Obese elementary schoolchildren miss a couple more school days on average than their normal-weight classmates, according to a study that says being fat is a better predictor for absenteeism than any other factor.
Researchers said their results suggest that childhood obesity, in addition to serious medical issues, can lead to a host of additional problems down the road.
"It's clear in all the literature that the more days of school you miss, it really sets you up for such negative outcomes: drugs and AIDS and (teen) pregnancy," said Andrew B. Geier, a doctoral candidate at the University of Pennsylvania and lead author of the study released Friday.
He said the findings should serve as a clarion call to school officials.

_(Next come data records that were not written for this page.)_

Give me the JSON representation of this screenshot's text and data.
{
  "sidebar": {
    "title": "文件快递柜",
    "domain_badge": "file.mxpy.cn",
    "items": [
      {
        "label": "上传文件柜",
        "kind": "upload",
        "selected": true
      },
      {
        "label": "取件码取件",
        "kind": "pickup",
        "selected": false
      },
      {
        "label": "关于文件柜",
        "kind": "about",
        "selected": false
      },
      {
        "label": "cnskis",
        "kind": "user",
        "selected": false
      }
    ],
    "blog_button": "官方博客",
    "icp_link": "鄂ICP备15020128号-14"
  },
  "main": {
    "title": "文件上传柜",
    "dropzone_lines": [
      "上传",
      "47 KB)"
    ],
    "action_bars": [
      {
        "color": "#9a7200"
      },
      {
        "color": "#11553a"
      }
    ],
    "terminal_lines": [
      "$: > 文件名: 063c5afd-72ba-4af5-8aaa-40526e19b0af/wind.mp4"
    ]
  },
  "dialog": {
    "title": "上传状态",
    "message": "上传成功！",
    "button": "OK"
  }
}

"At this early age to show that already they're missing school, and missing school is such a major setup for big-time problems, that's something school policy people have to know," Geier said.
The researchers from Penn and Temple University looked at 1,069 fourth- to sixth-graders for one academic year in nine Philadelphia schools, where teachers took attendance each morning. Based on body mass index, a standard measure of height and weight, each child was classified as underweight, normal weight, overweight or obese.

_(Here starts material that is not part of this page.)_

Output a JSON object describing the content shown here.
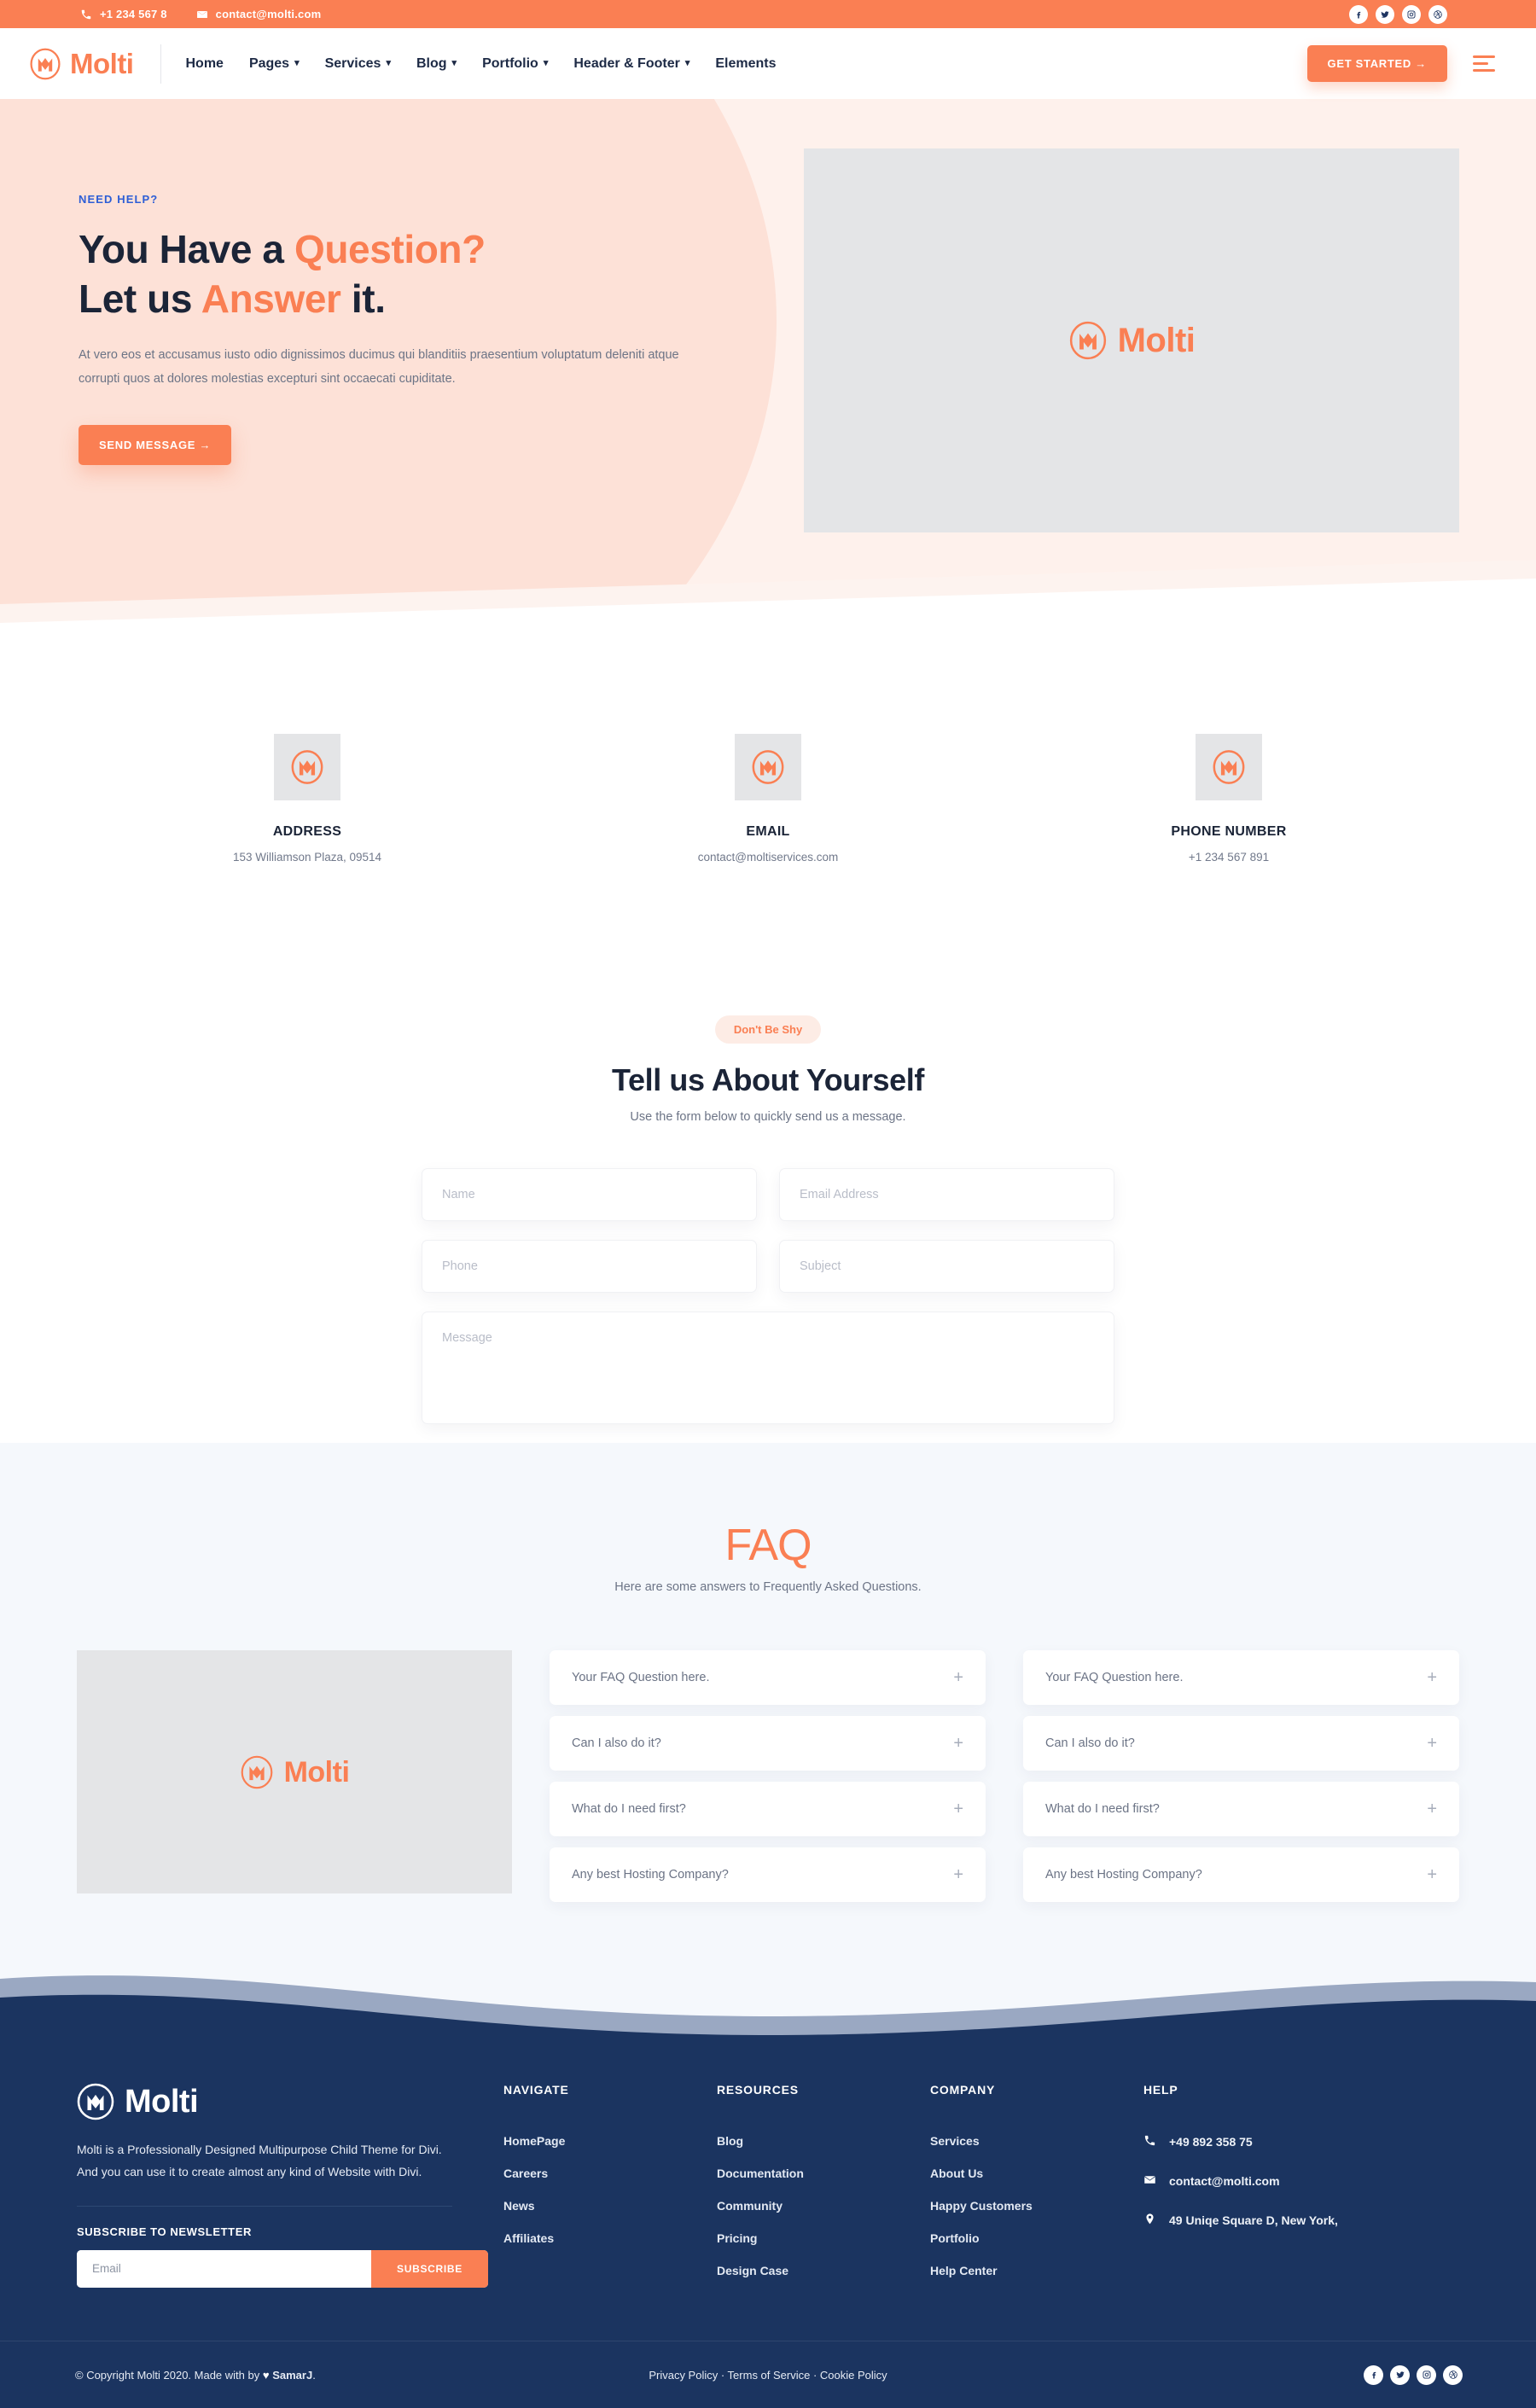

Of 180 school days, researchers found that on average the normal weight students missed 10.1 days, overweight kids missed 10.9 days and obese children missed 12.2 days. For reasons that aren't clear, underweight children had the fewest absences — 7.5 on average.

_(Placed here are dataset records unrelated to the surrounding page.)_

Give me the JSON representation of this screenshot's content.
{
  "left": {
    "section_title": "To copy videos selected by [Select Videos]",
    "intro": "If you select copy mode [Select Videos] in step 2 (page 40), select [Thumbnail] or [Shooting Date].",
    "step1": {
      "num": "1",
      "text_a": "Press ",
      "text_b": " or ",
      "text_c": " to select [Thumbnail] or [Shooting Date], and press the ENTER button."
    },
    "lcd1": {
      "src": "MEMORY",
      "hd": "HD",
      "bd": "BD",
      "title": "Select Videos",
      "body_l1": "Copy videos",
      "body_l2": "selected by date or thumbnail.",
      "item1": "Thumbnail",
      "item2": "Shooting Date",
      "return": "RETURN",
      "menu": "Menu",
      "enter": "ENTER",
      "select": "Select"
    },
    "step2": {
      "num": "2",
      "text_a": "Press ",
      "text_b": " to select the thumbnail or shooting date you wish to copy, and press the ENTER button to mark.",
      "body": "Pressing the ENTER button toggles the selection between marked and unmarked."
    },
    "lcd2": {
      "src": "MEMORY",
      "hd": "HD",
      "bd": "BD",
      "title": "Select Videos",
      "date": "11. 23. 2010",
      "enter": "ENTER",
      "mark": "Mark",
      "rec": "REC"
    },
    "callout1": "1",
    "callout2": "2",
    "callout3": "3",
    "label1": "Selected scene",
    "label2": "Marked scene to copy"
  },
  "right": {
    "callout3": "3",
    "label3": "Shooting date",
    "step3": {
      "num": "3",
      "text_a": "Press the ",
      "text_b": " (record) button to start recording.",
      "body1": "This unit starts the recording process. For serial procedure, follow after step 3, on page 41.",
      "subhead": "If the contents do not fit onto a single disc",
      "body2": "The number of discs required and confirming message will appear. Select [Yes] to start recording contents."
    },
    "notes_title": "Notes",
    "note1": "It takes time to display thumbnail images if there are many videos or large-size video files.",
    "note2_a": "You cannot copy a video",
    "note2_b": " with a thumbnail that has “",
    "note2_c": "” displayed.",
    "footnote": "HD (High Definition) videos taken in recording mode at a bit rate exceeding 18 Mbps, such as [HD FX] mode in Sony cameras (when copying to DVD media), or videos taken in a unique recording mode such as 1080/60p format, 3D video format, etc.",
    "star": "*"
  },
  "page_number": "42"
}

In decades of research about student performance, race, socioeconomic status, age and gender have been tagged as the top predictors for absenteeism. The new study, in the latest issue of the journal Obesity, concludes that weight tops them all, Geier said.
The study didn't explore why the children missed school. Researchers theorize it's got less to do with medical issues — many children at this young age haven't yet developed major obesity-linked maladies — and more to do with the stigma of being fat.
"They're missing school because they don't want to be bullied and called names," Geier said.
Researchers tried to make the test group as homogeneous as possible by picking schools that were among the city's poorest, with the assumption that education and income levels would be fairly even.
Nationally, obesity rates have nearly quintupled among 6- to 11-year-olds and tripled among teens and children ages 2 to 5 since the 1970s, according to the Centers for Disease Control and Prevention. Obesity can lead to diabetes, high blood pressure and cholesterol, sleep apnea and orthopedic problems.
The study adds to growing research into non-medical complications of being fat, including data suggesting that obese adults miss more workdays and go to college less frequently than people of normal weight, Geier said.
"This is exactly the kind of study that will get the attention of policy makers," said Jim Bogden, healthy eating project coordinator for the National Association of State Boards of Education. "The correlation with absenteeism is very powerful."
He likened the results to studies linking academic achievement to participation in school breakfast programs — research that prompted lots of schools to start offering such programs. In this case, changes could include anything from improving nutrition education and cafeteria offerings to getting parents to serve healthy meals at home.
"Those of us working in school health do all we can to publicize this information, and it seems to be starting to sink in," Bogden said